Please restate the data below word for word, omitting all images.

===== Data for this exercise =====

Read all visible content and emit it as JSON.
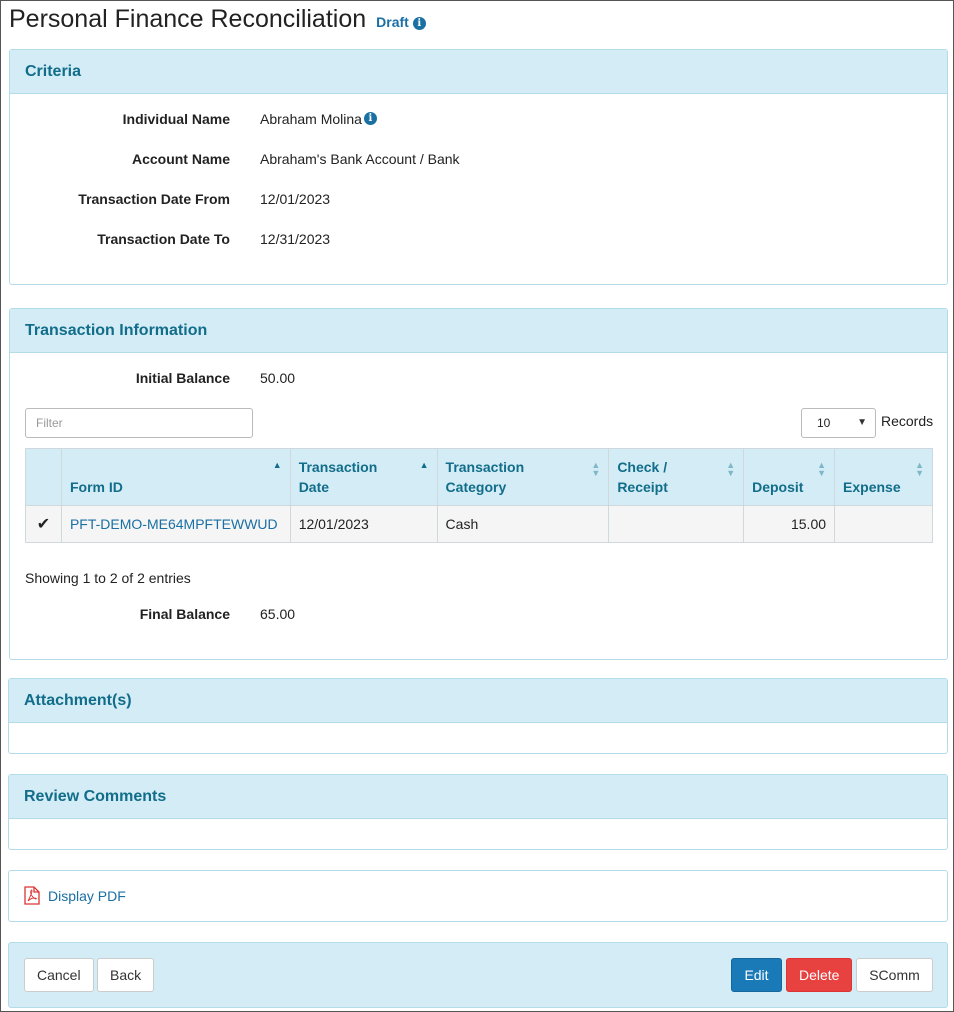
{
  "page": {
    "title": "Personal Finance Reconciliation",
    "status": "Draft"
  },
  "criteria": {
    "heading": "Criteria",
    "fields": [
      {
        "label": "Individual Name",
        "value": "Abraham Molina"
      },
      {
        "label": "Account Name",
        "value": "Abraham's Bank Account / Bank"
      },
      {
        "label": "Transaction Date From",
        "value": "12/01/2023"
      },
      {
        "label": "Transaction Date To",
        "value": "12/31/2023"
      }
    ]
  },
  "transactions": {
    "heading": "Transaction Information",
    "initial_balance_label": "Initial Balance",
    "initial_balance": "50.00",
    "filter_placeholder": "Filter",
    "records_value": "10",
    "records_label": "Records",
    "columns": [
      "Form ID",
      "Transaction Date",
      "Transaction Category",
      "Check / Receipt",
      "Deposit",
      "Expense"
    ],
    "rows": [
      {
        "form_id": "PFT-DEMO-ME64MPFTEWWUD",
        "date": "12/01/2023",
        "category": "Cash",
        "check_receipt": "",
        "deposit": "15.00",
        "expense": ""
      }
    ],
    "summary": "Showing 1 to 2 of 2 entries",
    "final_balance_label": "Final Balance",
    "final_balance": "65.00"
  },
  "attachments": {
    "heading": "Attachment(s)"
  },
  "review": {
    "heading": "Review Comments"
  },
  "pdf": {
    "label": "Display PDF"
  },
  "actions": {
    "cancel": "Cancel",
    "back": "Back",
    "edit": "Edit",
    "delete": "Delete",
    "scomm": "SComm"
  },
  "colors": {
    "panel_header": "#d3ecf5",
    "heading_text": "#116d8a",
    "link": "#1a6fa3",
    "primary": "#1a7ab8",
    "danger": "#e74240"
  },
  "icons": [
    "info-icon",
    "checkmark-icon",
    "sort-icon",
    "chevron-down-icon",
    "pdf-icon"
  ]
}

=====

§ Reply to the task:
Read all visible content and emit it as JSON.
{
  "page": {
    "title": "Personal Finance Reconciliation",
    "status": "Draft"
  },
  "criteria": {
    "heading": "Criteria",
    "fields": [
      {
        "label": "Individual Name",
        "value": "Abraham Molina"
      },
      {
        "label": "Account Name",
        "value": "Abraham's Bank Account / Bank"
      },
      {
        "label": "Transaction Date From",
        "value": "12/01/2023"
      },
      {
        "label": "Transaction Date To",
        "value": "12/31/2023"
      }
    ]
  },
  "transactions": {
    "heading": "Transaction Information",
    "initial_balance_label": "Initial Balance",
    "initial_balance": "50.00",
    "filter_placeholder": "Filter",
    "records_value": "10",
    "records_label": "Records",
    "columns": [
      "Form ID",
      "Transaction Date",
      "Transaction Category",
      "Check / Receipt",
      "Deposit",
      "Expense"
    ],
    "rows": [
      {
        "form_id": "PFT-DEMO-ME64MPFTEWWUD",
        "date": "12/01/2023",
        "category": "Cash",
        "check_receipt": "",
        "deposit": "15.00",
        "expense": ""
      }
    ],
    "summary": "Showing 1 to 2 of 2 entries",
    "final_balance_label": "Final Balance",
    "final_balance": "65.00"
  },
  "attachments": {
    "heading": "Attachment(s)"
  },
  "review": {
    "heading": "Review Comments"
  },
  "pdf": {
    "label": "Display PDF"
  },
  "actions": {
    "cancel": "Cancel",
    "back": "Back",
    "edit": "Edit",
    "delete": "Delete",
    "scomm": "SComm"
  },
  "colors": {
    "panel_header": "#d3ecf5",
    "heading_text": "#116d8a",
    "link": "#1a6fa3",
    "primary": "#1a7ab8",
    "danger": "#e74240"
  },
  "icons": [
    "info-icon",
    "checkmark-icon",
    "sort-icon",
    "chevron-down-icon",
    "pdf-icon"
  ]
}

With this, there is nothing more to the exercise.